### Exercise:
The records are to be restated in their entirety, word for word.

== Material provided ==

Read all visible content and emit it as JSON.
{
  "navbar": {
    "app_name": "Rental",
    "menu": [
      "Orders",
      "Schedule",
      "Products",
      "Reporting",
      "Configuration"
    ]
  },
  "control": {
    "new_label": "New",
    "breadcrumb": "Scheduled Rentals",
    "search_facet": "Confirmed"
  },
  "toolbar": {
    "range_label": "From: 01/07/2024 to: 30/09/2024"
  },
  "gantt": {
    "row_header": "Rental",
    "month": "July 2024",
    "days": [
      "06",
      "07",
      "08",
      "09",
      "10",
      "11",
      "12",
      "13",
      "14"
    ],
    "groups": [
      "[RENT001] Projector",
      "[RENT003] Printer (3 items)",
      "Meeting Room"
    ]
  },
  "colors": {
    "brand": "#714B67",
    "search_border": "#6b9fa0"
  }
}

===

### Answer to the problem:
Read all visible content and emit it as JSON.
{
  "navbar": {
    "app_name": "Rental",
    "menu": [
      "Orders",
      "Schedule",
      "Products",
      "Reporting",
      "Configuration"
    ]
  },
  "control": {
    "new_label": "New",
    "breadcrumb": "Scheduled Rentals",
    "search_facet": "Confirmed"
  },
  "toolbar": {
    "range_label": "From: 01/07/2024 to: 30/09/2024"
  },
  "gantt": {
    "row_header": "Rental",
    "month": "July 2024",
    "days": [
      "06",
      "07",
      "08",
      "09",
      "10",
      "11",
      "12",
      "13",
      "14"
    ],
    "groups": [
      "[RENT001] Projector",
      "[RENT003] Printer (3 items)",
      "Meeting Room"
    ]
  },
  "colors": {
    "brand": "#714B67",
    "search_border": "#6b9fa0"
  }
}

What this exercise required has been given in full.